In Canada, the total amount of accusations, in compliance with the laws on drugs, show a slight but constant progression. More than half of the sentences for drug-linked offenses have lead to incarceration, a third of the people sentenced for a simple drug possession have been jailed. The relevance of these sentences, making the Canadian detention centres populated with more drug addicts than the rehabilitation centres, is questionable.
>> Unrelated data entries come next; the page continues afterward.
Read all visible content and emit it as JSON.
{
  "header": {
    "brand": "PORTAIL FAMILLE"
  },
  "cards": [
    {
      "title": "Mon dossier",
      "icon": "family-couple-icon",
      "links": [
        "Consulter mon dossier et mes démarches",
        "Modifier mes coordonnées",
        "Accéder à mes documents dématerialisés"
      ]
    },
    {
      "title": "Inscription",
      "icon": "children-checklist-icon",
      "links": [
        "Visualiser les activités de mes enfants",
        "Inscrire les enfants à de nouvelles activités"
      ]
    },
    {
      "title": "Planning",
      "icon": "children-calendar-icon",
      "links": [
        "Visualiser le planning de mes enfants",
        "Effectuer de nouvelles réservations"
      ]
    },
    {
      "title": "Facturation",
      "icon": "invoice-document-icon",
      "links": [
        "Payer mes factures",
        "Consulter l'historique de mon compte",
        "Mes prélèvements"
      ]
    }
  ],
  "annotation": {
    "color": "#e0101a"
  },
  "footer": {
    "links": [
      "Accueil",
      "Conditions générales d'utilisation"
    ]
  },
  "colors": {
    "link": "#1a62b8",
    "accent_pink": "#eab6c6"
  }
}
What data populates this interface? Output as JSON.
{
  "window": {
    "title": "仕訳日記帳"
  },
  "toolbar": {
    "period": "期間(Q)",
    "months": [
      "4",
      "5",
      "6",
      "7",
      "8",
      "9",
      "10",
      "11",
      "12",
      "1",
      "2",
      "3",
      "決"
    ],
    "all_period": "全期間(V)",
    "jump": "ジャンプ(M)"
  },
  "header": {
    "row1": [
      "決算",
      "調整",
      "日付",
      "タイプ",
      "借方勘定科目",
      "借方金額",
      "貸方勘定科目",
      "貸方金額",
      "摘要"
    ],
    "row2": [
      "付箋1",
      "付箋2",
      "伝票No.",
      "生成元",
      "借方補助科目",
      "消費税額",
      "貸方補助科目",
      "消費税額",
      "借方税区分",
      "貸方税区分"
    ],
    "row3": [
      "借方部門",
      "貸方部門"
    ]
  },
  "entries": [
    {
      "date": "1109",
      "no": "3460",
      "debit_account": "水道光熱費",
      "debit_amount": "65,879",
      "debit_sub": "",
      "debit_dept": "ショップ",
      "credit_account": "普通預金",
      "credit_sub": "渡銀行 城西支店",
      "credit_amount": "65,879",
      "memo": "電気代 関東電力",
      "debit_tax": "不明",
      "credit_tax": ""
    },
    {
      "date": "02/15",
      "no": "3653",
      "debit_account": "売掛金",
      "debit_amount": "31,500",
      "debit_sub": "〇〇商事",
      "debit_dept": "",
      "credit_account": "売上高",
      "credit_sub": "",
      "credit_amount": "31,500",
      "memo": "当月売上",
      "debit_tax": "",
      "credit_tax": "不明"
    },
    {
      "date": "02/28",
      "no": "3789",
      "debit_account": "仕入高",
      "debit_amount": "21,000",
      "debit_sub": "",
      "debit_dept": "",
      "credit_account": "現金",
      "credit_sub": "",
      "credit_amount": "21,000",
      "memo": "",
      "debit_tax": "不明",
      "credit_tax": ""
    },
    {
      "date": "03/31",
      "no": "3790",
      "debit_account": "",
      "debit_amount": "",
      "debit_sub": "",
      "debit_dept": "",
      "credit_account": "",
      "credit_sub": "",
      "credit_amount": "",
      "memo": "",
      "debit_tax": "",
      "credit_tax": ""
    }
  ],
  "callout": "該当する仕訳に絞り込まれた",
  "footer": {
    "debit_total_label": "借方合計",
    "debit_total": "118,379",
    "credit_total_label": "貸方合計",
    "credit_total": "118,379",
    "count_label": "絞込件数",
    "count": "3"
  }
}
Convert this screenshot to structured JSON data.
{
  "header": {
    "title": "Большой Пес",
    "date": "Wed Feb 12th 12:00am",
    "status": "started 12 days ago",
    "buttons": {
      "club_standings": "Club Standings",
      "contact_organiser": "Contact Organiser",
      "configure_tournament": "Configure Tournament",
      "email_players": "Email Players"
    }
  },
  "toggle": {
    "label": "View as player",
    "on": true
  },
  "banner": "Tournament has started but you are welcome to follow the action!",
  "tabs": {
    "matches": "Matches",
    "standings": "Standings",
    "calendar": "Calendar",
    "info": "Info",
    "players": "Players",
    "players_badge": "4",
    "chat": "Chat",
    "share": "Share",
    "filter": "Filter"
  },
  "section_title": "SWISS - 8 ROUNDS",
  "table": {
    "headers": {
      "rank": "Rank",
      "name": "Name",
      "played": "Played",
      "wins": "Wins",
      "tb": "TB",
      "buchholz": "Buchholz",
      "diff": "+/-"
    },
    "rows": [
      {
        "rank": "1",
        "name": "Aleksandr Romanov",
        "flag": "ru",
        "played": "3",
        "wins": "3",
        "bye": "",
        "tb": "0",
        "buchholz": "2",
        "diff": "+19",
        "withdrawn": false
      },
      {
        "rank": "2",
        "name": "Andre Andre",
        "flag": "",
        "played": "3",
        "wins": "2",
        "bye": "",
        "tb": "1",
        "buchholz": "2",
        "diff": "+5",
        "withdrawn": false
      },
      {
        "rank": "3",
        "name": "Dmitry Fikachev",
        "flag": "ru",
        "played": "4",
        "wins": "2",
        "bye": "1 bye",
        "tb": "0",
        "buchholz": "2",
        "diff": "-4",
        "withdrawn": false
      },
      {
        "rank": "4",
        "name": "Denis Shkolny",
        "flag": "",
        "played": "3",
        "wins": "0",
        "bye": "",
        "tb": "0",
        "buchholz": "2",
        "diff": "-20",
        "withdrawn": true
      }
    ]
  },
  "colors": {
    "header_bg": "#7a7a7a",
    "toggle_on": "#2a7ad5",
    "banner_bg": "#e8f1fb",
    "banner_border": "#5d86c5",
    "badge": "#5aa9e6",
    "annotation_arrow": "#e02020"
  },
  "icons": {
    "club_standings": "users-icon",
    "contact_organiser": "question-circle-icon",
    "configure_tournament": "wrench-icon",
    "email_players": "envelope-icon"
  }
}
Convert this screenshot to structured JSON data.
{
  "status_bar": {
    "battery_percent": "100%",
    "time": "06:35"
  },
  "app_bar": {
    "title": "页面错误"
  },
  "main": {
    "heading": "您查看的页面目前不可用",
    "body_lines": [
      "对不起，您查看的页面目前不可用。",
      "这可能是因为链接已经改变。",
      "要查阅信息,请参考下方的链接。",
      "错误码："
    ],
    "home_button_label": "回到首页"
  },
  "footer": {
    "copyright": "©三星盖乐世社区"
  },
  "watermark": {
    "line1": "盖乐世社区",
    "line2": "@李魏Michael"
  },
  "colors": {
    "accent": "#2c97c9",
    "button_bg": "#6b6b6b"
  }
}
In France, legislation is mostly based on the December 31st, 1970 law: drug use and trafficking are severely punished. However, for a first arrest, the prosecutor can enjoin the arrestee to treatment: this is what is called therapeutic injunction. Even though therapeutic injunction spares substance users from a jail term, some limitations are encountered this measure is selective, based on social and judicial criteria, making it more forgiving than the average characteristics of drug addicts, it is only accepted and applied by half of the subjects. A specific inquiry has been done in a department in the Paris region, where drug addiction activity is abundant, and suggested a preventive role for the injunction in cases of recidivism. Global appreciation of the therapeutic injunction remains nuanced in a context of new measures in drug addiction, but it translates into the increasing necessity to introduce professional networks between the judicial and sanitary systems, intended for a young population dealing with the modern difficulties of social adaptation and high risk behaviour.